As if coming to terms with one leader’s long-held ambition has not been troublesome enough for many in the party, there is also another leader on the scene with great expectations. Narendra Modi’s Sadbhavana fast in Ahmedabad last month saw the chorus of ‘Modi as PM’ in 2014 (or much earlier, as the party expects) reach a crescendo at the lower rungs of the BJP. So loud was it that senior leaders could not afford to stay aloof. Speaking at the venue of the fast, Swaraj showered lavish praise on Modi. But she made it a point to laud him for his adept running of Gujarat’s affairs, seen as a putdown on the question of his potential as a national leader. Modi’s fast itself, incidentally, was seen as a way to counter Advani’s proposed yatra. Sources say Modi even told visiting leaders that they should impress upon Advani to drop his plan.
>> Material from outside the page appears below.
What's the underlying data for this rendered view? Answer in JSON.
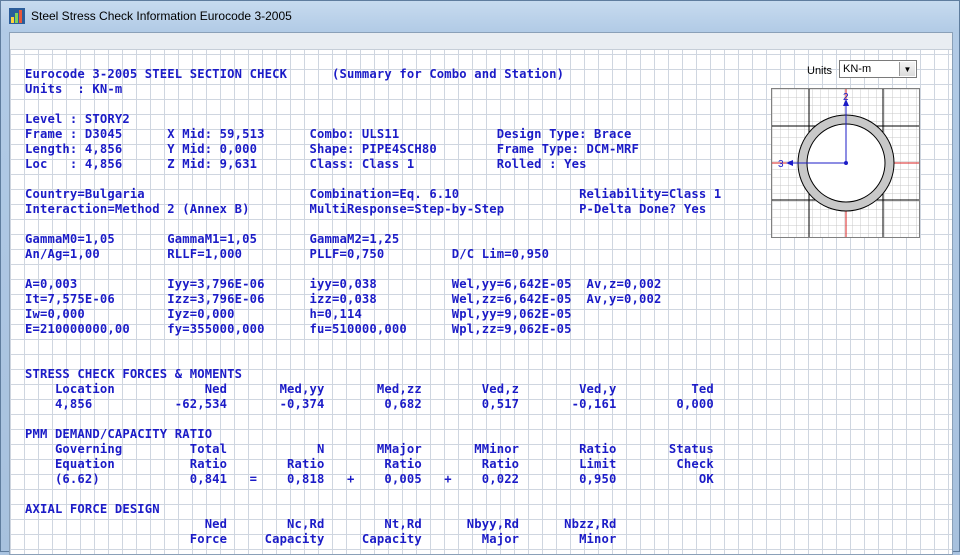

What Advani has done is shift the starting point of his Janchetna Yatra from Gujarat to Sitabdiara in Bihar, with the state’s Chief Minister Nitish Kumar now scheduled to flag it off on 11 October (on the condition that Modi will not be there). This reworked plan has the RSS’s approval, and all BJP leaders are now making the requisite noises in the yatra’s support. As the party resolved in a political resolution adopted on 1 October: ‘Shri LK Advani has decided to undertake a Jan Chetana Yatra around the country to awaken the people… against the cancer of corruption and [to] the quest for good governance. Shri LK Advani, one of the tallest national leaders, epitomises a long career of selfless service to the country whose personal integrity is indeed impeccable. The BJP National Executive calls upon all the party members around the country, as also the people at large, to make this yatra a great success.’
Party leaders deny that there are any misgivings about either Advani or Modi’s plans. As Jaitley says: “There is no problem between Advani and Modi. It is obvious for leaders to say, and rightly so, ‘stay united’.”
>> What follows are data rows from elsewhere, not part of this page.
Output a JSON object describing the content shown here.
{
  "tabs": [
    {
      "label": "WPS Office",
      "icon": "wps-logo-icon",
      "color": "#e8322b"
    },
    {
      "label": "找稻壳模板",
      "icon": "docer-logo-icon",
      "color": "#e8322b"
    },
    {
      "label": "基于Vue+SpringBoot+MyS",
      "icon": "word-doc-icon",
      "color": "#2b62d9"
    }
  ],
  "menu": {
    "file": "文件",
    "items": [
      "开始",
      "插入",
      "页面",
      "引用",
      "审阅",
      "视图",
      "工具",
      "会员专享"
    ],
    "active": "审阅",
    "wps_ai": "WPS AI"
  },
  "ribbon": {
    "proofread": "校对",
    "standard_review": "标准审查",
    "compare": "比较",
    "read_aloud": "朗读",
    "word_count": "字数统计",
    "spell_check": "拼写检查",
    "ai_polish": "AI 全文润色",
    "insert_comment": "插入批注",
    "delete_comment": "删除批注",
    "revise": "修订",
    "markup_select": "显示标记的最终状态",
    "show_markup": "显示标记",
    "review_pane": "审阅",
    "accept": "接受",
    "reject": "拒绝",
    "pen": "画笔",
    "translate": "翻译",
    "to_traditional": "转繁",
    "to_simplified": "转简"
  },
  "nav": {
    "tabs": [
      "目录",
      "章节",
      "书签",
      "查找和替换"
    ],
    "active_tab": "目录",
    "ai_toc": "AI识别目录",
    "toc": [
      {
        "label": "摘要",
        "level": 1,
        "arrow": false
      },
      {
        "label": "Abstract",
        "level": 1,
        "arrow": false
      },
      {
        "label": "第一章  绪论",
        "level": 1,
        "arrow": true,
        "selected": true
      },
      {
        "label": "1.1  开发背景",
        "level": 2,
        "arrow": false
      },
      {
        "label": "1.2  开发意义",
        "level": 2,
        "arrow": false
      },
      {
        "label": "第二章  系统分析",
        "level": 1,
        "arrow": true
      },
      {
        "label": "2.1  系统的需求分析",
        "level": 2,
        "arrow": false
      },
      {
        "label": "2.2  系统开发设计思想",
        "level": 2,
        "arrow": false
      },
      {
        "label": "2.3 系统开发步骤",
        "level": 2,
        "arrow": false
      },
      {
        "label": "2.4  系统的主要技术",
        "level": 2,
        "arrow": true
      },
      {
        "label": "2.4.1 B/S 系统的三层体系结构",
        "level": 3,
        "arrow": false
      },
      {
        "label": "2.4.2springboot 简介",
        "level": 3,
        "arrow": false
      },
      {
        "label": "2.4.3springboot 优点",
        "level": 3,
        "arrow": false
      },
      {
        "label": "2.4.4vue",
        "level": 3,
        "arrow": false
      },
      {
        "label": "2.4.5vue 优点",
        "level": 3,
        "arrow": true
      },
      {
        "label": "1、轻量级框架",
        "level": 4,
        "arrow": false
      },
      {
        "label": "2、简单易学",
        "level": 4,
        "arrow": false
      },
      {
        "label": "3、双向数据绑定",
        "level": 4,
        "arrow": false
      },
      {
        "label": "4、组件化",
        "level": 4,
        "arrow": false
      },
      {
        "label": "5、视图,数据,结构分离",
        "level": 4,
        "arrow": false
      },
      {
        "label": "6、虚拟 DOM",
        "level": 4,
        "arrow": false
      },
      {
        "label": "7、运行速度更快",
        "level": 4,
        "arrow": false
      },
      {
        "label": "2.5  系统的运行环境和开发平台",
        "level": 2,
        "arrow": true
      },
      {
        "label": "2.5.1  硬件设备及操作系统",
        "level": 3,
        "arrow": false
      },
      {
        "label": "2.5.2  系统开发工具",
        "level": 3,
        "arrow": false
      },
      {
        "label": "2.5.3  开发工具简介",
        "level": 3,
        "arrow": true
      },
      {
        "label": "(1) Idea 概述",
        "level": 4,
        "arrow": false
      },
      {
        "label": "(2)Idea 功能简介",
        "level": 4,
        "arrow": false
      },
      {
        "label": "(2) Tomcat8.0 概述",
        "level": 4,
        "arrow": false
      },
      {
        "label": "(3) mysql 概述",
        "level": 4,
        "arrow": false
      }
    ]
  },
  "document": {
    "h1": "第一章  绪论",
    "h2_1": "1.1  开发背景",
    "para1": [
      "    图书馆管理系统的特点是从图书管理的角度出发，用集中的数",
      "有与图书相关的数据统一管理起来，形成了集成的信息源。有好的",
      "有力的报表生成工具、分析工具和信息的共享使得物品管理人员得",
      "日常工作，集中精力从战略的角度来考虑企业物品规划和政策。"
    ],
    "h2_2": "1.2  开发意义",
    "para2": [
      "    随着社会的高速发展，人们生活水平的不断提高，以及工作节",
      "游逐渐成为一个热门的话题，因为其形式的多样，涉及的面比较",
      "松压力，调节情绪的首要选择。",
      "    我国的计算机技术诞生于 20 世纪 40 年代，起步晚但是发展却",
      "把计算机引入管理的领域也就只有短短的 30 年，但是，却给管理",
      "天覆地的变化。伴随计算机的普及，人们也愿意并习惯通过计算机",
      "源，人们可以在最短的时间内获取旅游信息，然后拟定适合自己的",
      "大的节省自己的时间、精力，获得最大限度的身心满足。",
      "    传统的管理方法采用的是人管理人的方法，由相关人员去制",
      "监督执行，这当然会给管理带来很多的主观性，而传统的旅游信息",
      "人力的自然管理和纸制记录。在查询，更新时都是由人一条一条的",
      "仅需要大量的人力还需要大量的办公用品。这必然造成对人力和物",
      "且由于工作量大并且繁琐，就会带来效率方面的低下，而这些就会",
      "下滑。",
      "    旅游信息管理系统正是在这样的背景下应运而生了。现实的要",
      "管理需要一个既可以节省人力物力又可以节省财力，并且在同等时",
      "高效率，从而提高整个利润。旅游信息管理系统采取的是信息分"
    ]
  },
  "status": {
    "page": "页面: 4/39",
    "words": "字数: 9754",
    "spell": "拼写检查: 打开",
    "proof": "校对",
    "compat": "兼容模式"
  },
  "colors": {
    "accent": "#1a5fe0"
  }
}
Even if the BJP were to actually unite in the quest to wrest power from the UPA, it would still not be easy. The current arithmetic does not add up. “We have to increase the number of allies,” as Jaitley put it, “We have made some progress and we are making more efforts.” Modi as a prospective PM, for example, is only likely to scare more allies away than he can attract.
But then again, settling internal squabbles is the very least a party can do if it wants to achieve power shortly. In that context, perhaps the BJP should be glad about its own uneasy truce, whatever happens within the UPA.